Chicago clinched at least a share of the UAA title Sunday, defeating a stingy Case Western squad 73–44. It seemed like the Spartans would pose a greater challenge, having lost a close game to a very good Wash U team only two days prior, but Chicago outscored Case in the second half 50–26 to break open the game. The win came two days after one of the most lopsided wins in Chicago history, as the Maroons flirted with the 100-point mark in defeating Carnegie Mellon 95–46.
Chicago had overwhelmed Carnegie in a similarly dominant fashion nearly a month ago in Pittsburgh, winning 81–44. Head coach Aaron Roussell said after the game that with the group of players he has, he never has to worry about a letdown in energy. “We’ve made that mistake in other years,” Roussell said. “I was really proud of all of our kids, how we really locked in. You get to this point, you feel like you know your team, and I really felt that our kids were locked in before the game.”
The game got out of hand early for the Tartans. A hounding Chicago defense forced turnover after turnover, and Carnegie was able to score only three points in the first six minutes of play. Fourth-year Meghan Herrick had five steals all on her own in the first half, two shy of the Ratner record, which almost certainly would have fallen had Herrick played extended minutes throughout the rest of the game. The margin reached 20 points halfway through the first period and kept growing, and Chicago went into the locker room up 28.
The second half was more of the same, and the question turned from, “How much can Chicago win by?” to, “Are they going to get to 100 points?”
“If it would have happened, it would have happened,” Roussell said. “I wasn’t going to do anything special to try and get it.”
“When you’re playing a team like that and you’re up by 50 points, it’s almost like you want to win the subjective battle, like a wrestling match or a boxing match. We wanted to make sure that we dominated from the tip to the last buzzer,” said fourth-year guard Kate Casaday after the game. “We wanted to send them home knowing that we were better than them in every aspect, player for player.”

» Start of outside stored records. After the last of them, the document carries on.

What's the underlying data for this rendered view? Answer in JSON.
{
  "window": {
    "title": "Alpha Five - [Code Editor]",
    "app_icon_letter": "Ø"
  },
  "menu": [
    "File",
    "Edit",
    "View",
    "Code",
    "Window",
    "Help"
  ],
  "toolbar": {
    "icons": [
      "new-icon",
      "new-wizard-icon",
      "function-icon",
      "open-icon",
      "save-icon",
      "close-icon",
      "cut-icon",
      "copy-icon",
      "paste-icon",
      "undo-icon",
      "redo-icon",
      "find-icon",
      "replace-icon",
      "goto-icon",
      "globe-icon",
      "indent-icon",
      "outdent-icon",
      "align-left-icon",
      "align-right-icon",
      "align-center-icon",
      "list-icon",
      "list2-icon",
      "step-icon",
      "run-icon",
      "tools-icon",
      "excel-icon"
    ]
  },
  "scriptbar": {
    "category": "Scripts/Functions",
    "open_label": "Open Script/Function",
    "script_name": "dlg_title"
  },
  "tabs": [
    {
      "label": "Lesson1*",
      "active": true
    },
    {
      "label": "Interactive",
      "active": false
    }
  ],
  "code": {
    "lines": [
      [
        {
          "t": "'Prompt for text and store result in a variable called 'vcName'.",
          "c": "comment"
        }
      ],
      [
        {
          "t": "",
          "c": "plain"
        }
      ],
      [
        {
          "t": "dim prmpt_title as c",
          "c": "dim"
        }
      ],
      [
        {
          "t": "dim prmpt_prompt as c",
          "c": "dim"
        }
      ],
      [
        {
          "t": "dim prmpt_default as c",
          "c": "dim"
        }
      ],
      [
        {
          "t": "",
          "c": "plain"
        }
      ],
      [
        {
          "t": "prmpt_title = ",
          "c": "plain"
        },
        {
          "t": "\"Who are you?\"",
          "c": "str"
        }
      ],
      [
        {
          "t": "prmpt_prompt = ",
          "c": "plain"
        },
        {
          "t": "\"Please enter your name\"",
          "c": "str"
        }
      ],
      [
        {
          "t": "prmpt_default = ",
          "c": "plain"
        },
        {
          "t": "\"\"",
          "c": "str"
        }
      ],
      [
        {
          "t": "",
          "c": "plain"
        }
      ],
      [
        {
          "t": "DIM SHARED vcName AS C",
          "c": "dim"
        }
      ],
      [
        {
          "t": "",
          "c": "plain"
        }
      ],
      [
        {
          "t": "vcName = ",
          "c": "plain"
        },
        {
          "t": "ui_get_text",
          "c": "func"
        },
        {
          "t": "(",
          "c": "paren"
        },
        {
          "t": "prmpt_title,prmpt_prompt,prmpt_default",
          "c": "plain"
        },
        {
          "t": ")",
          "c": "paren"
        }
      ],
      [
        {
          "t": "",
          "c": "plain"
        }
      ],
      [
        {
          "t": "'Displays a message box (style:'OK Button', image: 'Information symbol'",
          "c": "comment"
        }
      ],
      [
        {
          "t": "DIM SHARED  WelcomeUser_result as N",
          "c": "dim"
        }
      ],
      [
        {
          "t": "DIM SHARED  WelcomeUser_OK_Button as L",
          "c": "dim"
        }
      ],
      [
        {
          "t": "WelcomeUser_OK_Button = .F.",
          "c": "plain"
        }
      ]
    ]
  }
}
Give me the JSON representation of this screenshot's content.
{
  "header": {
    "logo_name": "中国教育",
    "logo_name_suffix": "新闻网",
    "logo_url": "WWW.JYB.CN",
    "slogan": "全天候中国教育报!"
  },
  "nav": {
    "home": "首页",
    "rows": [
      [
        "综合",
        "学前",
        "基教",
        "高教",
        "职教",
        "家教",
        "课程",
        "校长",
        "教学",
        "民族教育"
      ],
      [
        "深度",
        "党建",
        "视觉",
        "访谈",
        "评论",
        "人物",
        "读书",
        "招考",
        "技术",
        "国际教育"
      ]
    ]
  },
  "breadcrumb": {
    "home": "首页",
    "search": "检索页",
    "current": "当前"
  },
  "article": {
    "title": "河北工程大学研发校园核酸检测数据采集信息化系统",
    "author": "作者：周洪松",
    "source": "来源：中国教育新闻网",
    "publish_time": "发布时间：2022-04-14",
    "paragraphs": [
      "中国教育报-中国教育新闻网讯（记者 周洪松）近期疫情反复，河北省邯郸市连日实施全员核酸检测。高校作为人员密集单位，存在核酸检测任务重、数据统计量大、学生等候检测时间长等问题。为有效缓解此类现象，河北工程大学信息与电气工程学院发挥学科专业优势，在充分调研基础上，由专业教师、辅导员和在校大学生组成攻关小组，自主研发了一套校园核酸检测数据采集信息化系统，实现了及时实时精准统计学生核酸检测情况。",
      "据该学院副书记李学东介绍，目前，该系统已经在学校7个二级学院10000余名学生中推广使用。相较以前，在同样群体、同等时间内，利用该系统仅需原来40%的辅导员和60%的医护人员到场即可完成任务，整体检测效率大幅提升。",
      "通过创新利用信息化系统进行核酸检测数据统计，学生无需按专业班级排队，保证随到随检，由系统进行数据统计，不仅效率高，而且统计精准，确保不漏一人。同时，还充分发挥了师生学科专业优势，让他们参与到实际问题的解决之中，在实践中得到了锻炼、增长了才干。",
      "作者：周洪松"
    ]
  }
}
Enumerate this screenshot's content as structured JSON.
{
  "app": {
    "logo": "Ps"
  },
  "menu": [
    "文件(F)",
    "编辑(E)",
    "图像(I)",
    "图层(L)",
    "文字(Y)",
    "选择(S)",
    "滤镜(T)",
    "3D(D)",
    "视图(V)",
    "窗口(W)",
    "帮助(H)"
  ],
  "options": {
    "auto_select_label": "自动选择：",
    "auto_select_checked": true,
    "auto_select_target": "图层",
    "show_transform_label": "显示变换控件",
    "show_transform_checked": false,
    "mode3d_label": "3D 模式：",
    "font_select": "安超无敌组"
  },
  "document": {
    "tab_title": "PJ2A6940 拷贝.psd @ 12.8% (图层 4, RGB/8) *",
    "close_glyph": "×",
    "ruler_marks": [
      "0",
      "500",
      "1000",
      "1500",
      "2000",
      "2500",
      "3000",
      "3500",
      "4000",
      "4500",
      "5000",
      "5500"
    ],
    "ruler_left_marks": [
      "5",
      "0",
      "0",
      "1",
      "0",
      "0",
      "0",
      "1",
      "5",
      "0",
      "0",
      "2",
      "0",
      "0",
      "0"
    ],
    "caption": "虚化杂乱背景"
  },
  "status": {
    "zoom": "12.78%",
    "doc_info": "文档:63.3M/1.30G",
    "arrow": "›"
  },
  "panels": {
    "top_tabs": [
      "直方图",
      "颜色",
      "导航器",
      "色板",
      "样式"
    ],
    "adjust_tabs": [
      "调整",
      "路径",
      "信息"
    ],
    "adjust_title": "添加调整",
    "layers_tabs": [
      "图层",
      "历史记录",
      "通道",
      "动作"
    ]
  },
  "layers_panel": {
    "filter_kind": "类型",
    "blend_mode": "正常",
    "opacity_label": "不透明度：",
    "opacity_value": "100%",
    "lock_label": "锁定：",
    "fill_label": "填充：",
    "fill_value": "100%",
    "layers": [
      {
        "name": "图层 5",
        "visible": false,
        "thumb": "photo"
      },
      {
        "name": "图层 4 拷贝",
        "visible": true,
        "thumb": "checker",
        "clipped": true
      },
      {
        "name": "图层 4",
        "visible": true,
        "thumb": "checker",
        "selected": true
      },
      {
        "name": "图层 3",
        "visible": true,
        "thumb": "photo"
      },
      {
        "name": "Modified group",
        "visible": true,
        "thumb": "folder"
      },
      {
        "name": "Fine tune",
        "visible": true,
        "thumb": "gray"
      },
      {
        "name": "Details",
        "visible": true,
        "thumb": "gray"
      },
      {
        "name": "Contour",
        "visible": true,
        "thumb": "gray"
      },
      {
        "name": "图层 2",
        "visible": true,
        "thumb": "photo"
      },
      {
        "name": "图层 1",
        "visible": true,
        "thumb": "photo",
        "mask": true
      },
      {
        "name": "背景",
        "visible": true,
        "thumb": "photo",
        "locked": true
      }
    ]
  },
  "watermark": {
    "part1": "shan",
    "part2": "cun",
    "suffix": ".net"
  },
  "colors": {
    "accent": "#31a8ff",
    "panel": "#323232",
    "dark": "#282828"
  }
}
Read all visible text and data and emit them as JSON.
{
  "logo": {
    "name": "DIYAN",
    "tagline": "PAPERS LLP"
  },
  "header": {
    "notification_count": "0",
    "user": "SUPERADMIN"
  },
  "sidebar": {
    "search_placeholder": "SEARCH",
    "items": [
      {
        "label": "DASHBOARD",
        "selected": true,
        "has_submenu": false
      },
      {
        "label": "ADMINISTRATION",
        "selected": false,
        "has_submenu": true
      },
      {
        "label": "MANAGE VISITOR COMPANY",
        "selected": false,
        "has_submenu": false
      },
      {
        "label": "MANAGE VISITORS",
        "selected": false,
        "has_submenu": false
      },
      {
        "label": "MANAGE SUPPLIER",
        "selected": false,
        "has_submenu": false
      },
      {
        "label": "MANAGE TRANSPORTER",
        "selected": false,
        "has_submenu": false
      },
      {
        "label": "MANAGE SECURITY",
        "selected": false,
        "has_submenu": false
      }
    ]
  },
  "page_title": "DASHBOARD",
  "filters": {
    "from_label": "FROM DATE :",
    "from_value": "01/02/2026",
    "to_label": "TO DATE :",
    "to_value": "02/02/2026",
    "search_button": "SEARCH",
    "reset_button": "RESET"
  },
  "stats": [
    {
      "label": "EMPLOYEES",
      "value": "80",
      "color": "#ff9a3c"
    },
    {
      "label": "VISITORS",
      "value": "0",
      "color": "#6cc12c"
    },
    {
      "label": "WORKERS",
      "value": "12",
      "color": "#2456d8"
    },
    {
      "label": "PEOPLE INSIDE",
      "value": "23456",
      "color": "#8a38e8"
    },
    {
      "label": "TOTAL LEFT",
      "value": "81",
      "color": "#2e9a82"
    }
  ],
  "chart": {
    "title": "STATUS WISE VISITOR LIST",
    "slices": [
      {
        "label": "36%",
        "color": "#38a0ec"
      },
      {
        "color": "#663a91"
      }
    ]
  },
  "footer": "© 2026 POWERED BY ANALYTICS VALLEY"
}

Casaday had one of her strongest games of the year, scoring eight points in just 11 minutes. She made a spectacular play late in the second half, nailing a drifting fadeaway jumper in the corner that put brought the bench to their feet.
“She just works her butt off day in and day out and pushes constantly, and is probably one of our biggest cheerleaders on the bench,” Meghan Herrick said. “To see her come out there and just play an amazing game all around, I’m just so proud of her. She deserved it.”
Two days later, the Maroons played Case Western, whom they beat by only five points in Cleveland. In Chicago’s 10 previous UAA contests, Case was the only team, aside from perennial powerhouse Wash U, to stay within 10 points of Chicago.
Sunday, however, they were not so lucky. The first half was a sloppy affair with 27 turnovers between the two teams, and neither squad was able to gain a sizable advantage. In the second half, the Maroons’ depth allowed them to pull away as they wore down a Case team that did not have the luxury of an easy Friday night blowout. The lead ballooned to double digits early in the half and the Maroons never looked back.
Chicago has now beaten UAA opponents by an average of 20.1 points per game. With only three games remaining, the Maroons have locked up at least a share of the UAA title, but any win over the course of the next three games will lock up the title and, by extension, an automatic NCAA berth. Chicago travels to New York on Friday and then plays Brandeis in Boston on Sunday.